The other LCT board member who manages the program, Daryl Roth, said the services of the patron office take the hassle out of coming to the theater. "It's the ease, the hassle-free ability to get good seats, and have a real person helping you," she said. "We have the most terrific patron staff. It's small, but they are as gracious and helpful as you can imagine."

Now I know this is how one has to make the sausage in this day and age. We have now been permanently weaned off the NEA. Or any concept of a truly democratic approach to supporting culture or our non-commercial theatre.

These vast resources that go into catering to the Patron Class--to making sure they're "hassle free"--how can they not further a perception of theatre as not for everyone. How can that not rub off on the average theatre lover who doesn't have $2500--to give to all 5 or 6 of the companies he regularly attends--and arrives at the theatre feeling the conspicuous gap between those who have a "patrons desk" and those who don't. (Like the Admiral's Club at the airport.)

Once again, it's time for some company to take what I'll call the "Obama-Dean" approach--small bore donations. There could be something invigorating and pride-filling of the "$10-20 patron"--and good for the institution if there are thousands of them.

Think of it this way: If the BAM Patrons desk has gone from 1 to 4 in the last decade...how big do you think it will be ten years from now? Not smaller.

And do you think the non-patron--including their aesthetic tastes & preferences--is going to get increasingly more attention, or less?

3 comments:

Susan said...

First of all, the idea that theater is for everyone is a myth, even without patron programs. I work at an Off Broadway theater, and our top ticket price is $65. We barely distinguish ourselves from Broadway with that price. Unfortunately, it's more true to say that "all theater is not accessible to everyone."

But even if it were true... theater may be for everyone, but the perks are not. It's how it has to be. Our company's grant from the NEA next year equals 0.3% of our annual budget. Our donations from individuals (not including board members or special events) makes up 6%. With board members and events (which are largely supported by individuals, with some corporations), that jumps to nearly 19%. Providing perks takes time on the part of the staff, effort, and it often costs. (Dinners with artists, free CDs, etc.) It cannot be offered in exchange for $10, as much as we would like to.

J Cale said...

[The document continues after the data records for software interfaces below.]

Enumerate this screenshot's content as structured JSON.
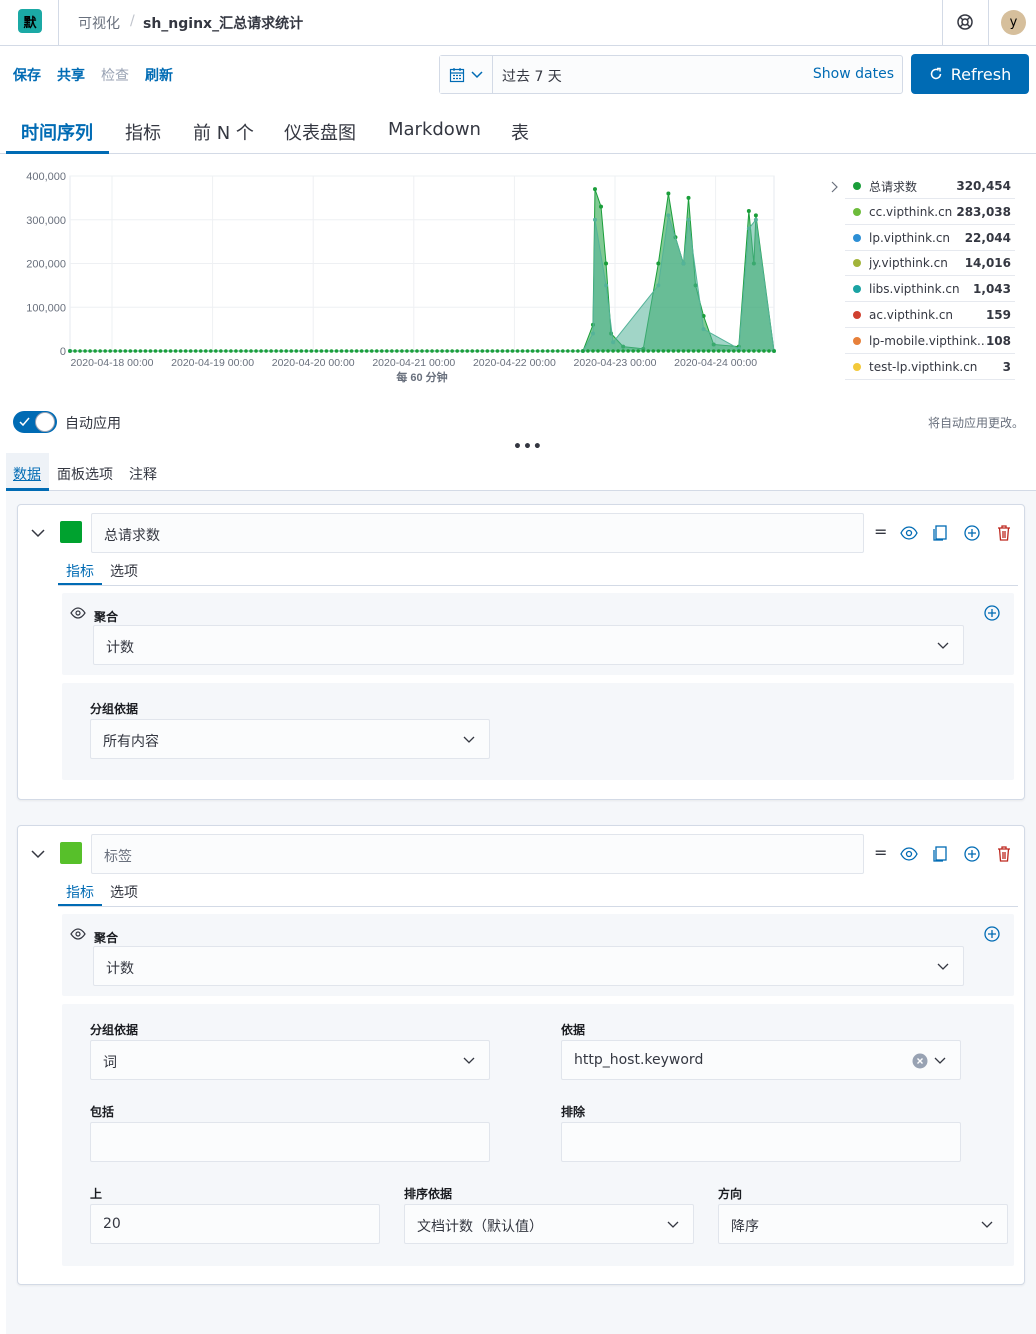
{
  "header": {
    "logo_letter": "默",
    "breadcrumb_parent": "可视化",
    "breadcrumb_current": "sh_nginx_汇总请求统计",
    "avatar": "y"
  },
  "actions": {
    "save": "保存",
    "share": "共享",
    "inspect": "检查",
    "refresh_link": "刷新",
    "date_range": "过去 7 天",
    "show_dates": "Show dates",
    "refresh_button": "Refresh"
  },
  "tabs": [
    "时间序列",
    "指标",
    "前 N 个",
    "仪表盘图",
    "Markdown",
    "表"
  ],
  "chart_data": {
    "type": "area",
    "x_ticks": [
      "2020-04-18 00:00",
      "2020-04-19 00:00",
      "2020-04-20 00:00",
      "2020-04-21 00:00",
      "2020-04-22 00:00",
      "2020-04-23 00:00",
      "2020-04-24 00:00"
    ],
    "y_ticks": [
      "400,000",
      "300,000",
      "200,000",
      "100,000",
      "0"
    ],
    "ylim": [
      0,
      400000
    ],
    "xlabel": "每 60 分钟",
    "series": [
      {
        "name": "总请求数",
        "color": "#1a9e3a",
        "points": [
          [
            0,
            0
          ],
          [
            5.1,
            0
          ],
          [
            5.2,
            60000
          ],
          [
            5.22,
            370000
          ],
          [
            5.28,
            330000
          ],
          [
            5.33,
            200000
          ],
          [
            5.38,
            40000
          ],
          [
            5.5,
            10000
          ],
          [
            5.7,
            5000
          ],
          [
            5.85,
            200000
          ],
          [
            5.95,
            360000
          ],
          [
            6.02,
            260000
          ],
          [
            6.1,
            200000
          ],
          [
            6.15,
            350000
          ],
          [
            6.22,
            150000
          ],
          [
            6.3,
            80000
          ],
          [
            6.4,
            15000
          ],
          [
            6.65,
            10000
          ],
          [
            6.75,
            320000
          ],
          [
            6.8,
            200000
          ],
          [
            6.82,
            310000
          ],
          [
            7.0,
            0
          ]
        ]
      },
      {
        "name": "cc.vipthink.cn",
        "color": "#54b399",
        "points": [
          [
            0,
            0
          ],
          [
            5.1,
            0
          ],
          [
            5.2,
            40000
          ],
          [
            5.22,
            300000
          ],
          [
            5.33,
            150000
          ],
          [
            5.4,
            20000
          ],
          [
            5.85,
            150000
          ],
          [
            5.95,
            310000
          ],
          [
            6.1,
            200000
          ],
          [
            6.15,
            300000
          ],
          [
            6.3,
            50000
          ],
          [
            6.65,
            5000
          ],
          [
            6.75,
            280000
          ],
          [
            6.82,
            300000
          ],
          [
            7.0,
            0
          ]
        ]
      }
    ]
  },
  "legend": [
    {
      "name": "总请求数",
      "value": "320,454",
      "color": "#1a9e3a"
    },
    {
      "name": "cc.vipthink.cn",
      "value": "283,038",
      "color": "#6dbc3b"
    },
    {
      "name": "lp.vipthink.cn",
      "value": "22,044",
      "color": "#2d8fd5"
    },
    {
      "name": "jy.vipthink.cn",
      "value": "14,016",
      "color": "#a2b43a"
    },
    {
      "name": "libs.vipthink.cn",
      "value": "1,043",
      "color": "#1aa3a3"
    },
    {
      "name": "ac.vipthink.cn",
      "value": "159",
      "color": "#d0402f"
    },
    {
      "name": "lp-mobile.vipthink....",
      "value": "108",
      "color": "#e7803a"
    },
    {
      "name": "test-lp.vipthink.cn",
      "value": "3",
      "color": "#f3c93a"
    }
  ],
  "editor": {
    "auto_apply_label": "自动应用",
    "auto_apply_note": "将自动应用更改。",
    "tabs": [
      "数据",
      "面板选项",
      "注释"
    ]
  },
  "series1": {
    "color": "#00a22f",
    "label": "总请求数",
    "subtabs": [
      "指标",
      "选项"
    ],
    "agg_label": "聚合",
    "agg_value": "计数",
    "group_label": "分组依据",
    "group_value": "所有内容"
  },
  "series2": {
    "color": "#57c02a",
    "label_placeholder": "标签",
    "subtabs": [
      "指标",
      "选项"
    ],
    "agg_label": "聚合",
    "agg_value": "计数",
    "group_label": "分组依据",
    "group_value": "词",
    "by_label": "依据",
    "by_value": "http_host.keyword",
    "include_label": "包括",
    "exclude_label": "排除",
    "top_label": "上",
    "top_value": "20",
    "order_by_label": "排序依据",
    "order_by_value": "文档计数（默认值）",
    "direction_label": "方向",
    "direction_value": "降序"
  }
}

There's a myth that's peculiarly American - bigger is better.

Rare is the theatre that gets bigger AND - consistenly - better.

The handful of theatre's that have gotten bigger and consistently better (Steppenwolf, for ex) are held up as goals that smaller theatres are supposed to seek as an earmark of success.

Theatre is often a small medium that can have very very big impact. That's a good thing.

Lately, people have conflated the idea that a big stage equals big quality, big ideas.

Quite the opposite has occured. Stages have gotten bigger and the ideas on them have gotten smaller.

But when you spend all your time and money on trying to convince people that that's a good idea, you are lost. And you end up with huge development departments and seasons that are less than courageous lest you end up with unsettled ticket holders who might stop putting $2500 bucks into a season just to get a better table at a fundraiser.

Dr. Cashmere said...

Incidentally: How about that Kate Taylor?

To think, real arts reporting? About theatre? Too bad she doesn't have a larger readership.

Still, good for The Sun.